Exercise brief » Make an exact copy of the entries that come next.

========================================================================

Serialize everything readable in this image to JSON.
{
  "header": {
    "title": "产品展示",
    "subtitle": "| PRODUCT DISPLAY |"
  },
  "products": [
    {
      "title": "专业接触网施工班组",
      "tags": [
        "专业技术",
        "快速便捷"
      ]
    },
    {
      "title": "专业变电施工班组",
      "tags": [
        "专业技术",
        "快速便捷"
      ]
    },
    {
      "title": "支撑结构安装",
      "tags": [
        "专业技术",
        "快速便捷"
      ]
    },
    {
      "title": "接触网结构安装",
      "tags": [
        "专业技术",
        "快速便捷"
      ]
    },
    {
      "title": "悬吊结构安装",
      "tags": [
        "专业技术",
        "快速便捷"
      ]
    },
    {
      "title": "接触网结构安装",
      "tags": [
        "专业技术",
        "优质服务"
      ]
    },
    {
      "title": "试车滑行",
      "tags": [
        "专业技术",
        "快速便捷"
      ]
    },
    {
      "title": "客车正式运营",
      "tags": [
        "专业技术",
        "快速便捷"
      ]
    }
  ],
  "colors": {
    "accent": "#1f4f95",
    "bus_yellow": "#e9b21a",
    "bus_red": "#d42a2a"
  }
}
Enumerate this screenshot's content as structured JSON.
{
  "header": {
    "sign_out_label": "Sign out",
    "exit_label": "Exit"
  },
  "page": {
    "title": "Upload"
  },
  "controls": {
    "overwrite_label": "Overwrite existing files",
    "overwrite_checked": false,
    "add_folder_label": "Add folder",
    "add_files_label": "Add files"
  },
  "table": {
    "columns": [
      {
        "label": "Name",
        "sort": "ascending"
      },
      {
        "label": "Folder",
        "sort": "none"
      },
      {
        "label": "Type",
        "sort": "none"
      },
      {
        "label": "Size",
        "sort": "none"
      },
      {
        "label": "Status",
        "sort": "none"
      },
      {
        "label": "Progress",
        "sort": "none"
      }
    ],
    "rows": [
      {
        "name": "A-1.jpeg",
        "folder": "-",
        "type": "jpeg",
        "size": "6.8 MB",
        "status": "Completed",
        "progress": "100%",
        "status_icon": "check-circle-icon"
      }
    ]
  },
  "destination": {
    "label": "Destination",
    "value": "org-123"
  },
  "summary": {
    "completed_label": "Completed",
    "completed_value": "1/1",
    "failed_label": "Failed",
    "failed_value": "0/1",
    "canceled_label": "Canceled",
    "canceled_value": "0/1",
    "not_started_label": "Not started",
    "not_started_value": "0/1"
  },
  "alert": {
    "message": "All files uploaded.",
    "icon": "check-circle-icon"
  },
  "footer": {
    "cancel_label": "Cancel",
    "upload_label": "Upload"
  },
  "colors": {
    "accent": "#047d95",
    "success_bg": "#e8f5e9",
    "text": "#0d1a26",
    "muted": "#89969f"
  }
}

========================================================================

Exercise result »
Serialize everything readable in this image to JSON.
{
  "header": {
    "title": "产品展示",
    "subtitle": "| PRODUCT DISPLAY |"
  },
  "products": [
    {
      "title": "专业接触网施工班组",
      "tags": [
        "专业技术",
        "快速便捷"
      ]
    },
    {
      "title": "专业变电施工班组",
      "tags": [
        "专业技术",
        "快速便捷"
      ]
    },
    {
      "title": "支撑结构安装",
      "tags": [
        "专业技术",
        "快速便捷"
      ]
    },
    {
      "title": "接触网结构安装",
      "tags": [
        "专业技术",
        "快速便捷"
      ]
    },
    {
      "title": "悬吊结构安装",
      "tags": [
        "专业技术",
        "快速便捷"
      ]
    },
    {
      "title": "接触网结构安装",
      "tags": [
        "专业技术",
        "优质服务"
      ]
    },
    {
      "title": "试车滑行",
      "tags": [
        "专业技术",
        "快速便捷"
      ]
    },
    {
      "title": "客车正式运营",
      "tags": [
        "专业技术",
        "快速便捷"
      ]
    }
  ],
  "colors": {
    "accent": "#1f4f95",
    "bus_yellow": "#e9b21a",
    "bus_red": "#d42a2a"
  }
}
Enumerate this screenshot's content as structured JSON.
{
  "header": {
    "sign_out_label": "Sign out",
    "exit_label": "Exit"
  },
  "page": {
    "title": "Upload"
  },
  "controls": {
    "overwrite_label": "Overwrite existing files",
    "overwrite_checked": false,
    "add_folder_label": "Add folder",
    "add_files_label": "Add files"
  },
  "table": {
    "columns": [
      {
        "label": "Name",
        "sort": "ascending"
      },
      {
        "label": "Folder",
        "sort": "none"
      },
      {
        "label": "Type",
        "sort": "none"
      },
      {
        "label": "Size",
        "sort": "none"
      },
      {
        "label": "Status",
        "sort": "none"
      },
      {
        "label": "Progress",
        "sort": "none"
      }
    ],
    "rows": [
      {
        "name": "A-1.jpeg",
        "folder": "-",
        "type": "jpeg",
        "size": "6.8 MB",
        "status": "Completed",
        "progress": "100%",
        "status_icon": "check-circle-icon"
      }
    ]
  },
  "destination": {
    "label": "Destination",
    "value": "org-123"
  },
  "summary": {
    "completed_label": "Completed",
    "completed_value": "1/1",
    "failed_label": "Failed",
    "failed_value": "0/1",
    "canceled_label": "Canceled",
    "canceled_value": "0/1",
    "not_started_label": "Not started",
    "not_started_value": "0/1"
  },
  "alert": {
    "message": "All files uploaded.",
    "icon": "check-circle-icon"
  },
  "footer": {
    "cancel_label": "Cancel",
    "upload_label": "Upload"
  },
  "colors": {
    "accent": "#047d95",
    "success_bg": "#e8f5e9",
    "text": "#0d1a26",
    "muted": "#89969f"
  }
}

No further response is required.